Emotion is one of the greatest tools a public speaker can use to captivate his or her audience. In fact, it could be argued that without emotion your message will likely fail. People—both in their personal and professional lives—make decisions that they feel are the right thing to do, rather than simply the logical thing to do. Take, for example, Eric Bernstein, the chief operating officer at eFront, a leading provider of software solutions to the financial industry. While many speakers in his industry might stand behind a lectern and blandly discusses metrics and bar charts, Eric does the opposite. His presentations speak to the audience’s aspirations. He passionately discusses their concerns and helps them to understand the solutions available to not only defend against financial slumps, but increase profitability. Bernstein’s secret? “It’s shocking to me how important emotion is in our business,” he told me. “I want the client to feel that I am not just a software vendor; I’m their partner. The majority of my job is to transform something from whatever it is to what I want it to be. Ninety percent of that is the human element.”
If you are speaking, leading a meeting/presentation/etc., you are presumed to be a person of authority on the topic. Don’t give your audience any reason to doubt their assumption coming into the presentation. Travis Bradberry, a leadership expert and co-author of Emotional Intelligence 2.0 said, “In business, things change so quickly that there’s a great deal of uncertainty about what’s going to happen next month, let alone next year. Leaders with conviction create an environment of certainty for everyone.” Conviction doesn’t necessarily guarantee success; however, a lack of it almost always guarantees failure. Conviction drives decision-making, promises action, tolerates risk and overcomes doubt. Conviction captures an audience. It’s a personal and deep-seated belief that compels companies to move forward despite doubt and cynicism.
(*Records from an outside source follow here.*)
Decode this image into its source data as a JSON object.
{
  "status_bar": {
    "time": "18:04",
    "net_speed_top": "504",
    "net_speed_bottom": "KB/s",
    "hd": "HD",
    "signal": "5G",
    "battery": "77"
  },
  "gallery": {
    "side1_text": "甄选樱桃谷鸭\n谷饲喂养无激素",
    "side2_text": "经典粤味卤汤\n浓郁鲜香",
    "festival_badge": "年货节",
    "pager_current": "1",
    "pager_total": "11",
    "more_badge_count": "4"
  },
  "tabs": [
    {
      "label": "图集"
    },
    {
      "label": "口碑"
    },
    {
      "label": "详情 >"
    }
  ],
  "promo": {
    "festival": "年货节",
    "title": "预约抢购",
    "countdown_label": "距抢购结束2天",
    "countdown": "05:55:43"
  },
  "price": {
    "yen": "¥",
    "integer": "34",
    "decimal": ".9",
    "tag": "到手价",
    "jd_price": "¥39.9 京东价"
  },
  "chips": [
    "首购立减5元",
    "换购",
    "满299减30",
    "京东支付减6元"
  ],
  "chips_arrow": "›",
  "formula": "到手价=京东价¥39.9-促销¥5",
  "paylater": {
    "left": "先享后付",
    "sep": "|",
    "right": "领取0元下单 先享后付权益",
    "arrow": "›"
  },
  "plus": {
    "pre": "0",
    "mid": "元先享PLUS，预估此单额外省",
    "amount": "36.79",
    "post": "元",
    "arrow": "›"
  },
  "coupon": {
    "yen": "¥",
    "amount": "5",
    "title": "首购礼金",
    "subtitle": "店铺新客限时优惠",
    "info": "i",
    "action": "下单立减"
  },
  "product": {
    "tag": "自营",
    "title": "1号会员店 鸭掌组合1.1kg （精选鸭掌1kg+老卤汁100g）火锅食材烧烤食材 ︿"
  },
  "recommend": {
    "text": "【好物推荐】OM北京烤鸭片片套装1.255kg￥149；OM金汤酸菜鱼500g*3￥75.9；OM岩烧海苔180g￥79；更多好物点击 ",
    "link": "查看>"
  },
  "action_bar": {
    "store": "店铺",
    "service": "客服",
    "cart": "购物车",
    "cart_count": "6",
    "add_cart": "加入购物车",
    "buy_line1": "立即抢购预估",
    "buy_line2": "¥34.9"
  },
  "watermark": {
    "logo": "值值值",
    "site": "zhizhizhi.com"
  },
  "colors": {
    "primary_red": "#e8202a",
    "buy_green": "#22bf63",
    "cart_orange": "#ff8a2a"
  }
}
Your audience will feel it, whether you care or not. They’ll know if you are passionate about your topic and whether you have a desire to share it with anyone who will listen. The minute you let on that you don’t care, they won’t either. Why should they? To learn more techniques for being an effective communicator, sign up for my newsletter at www.chuckgarcia.com.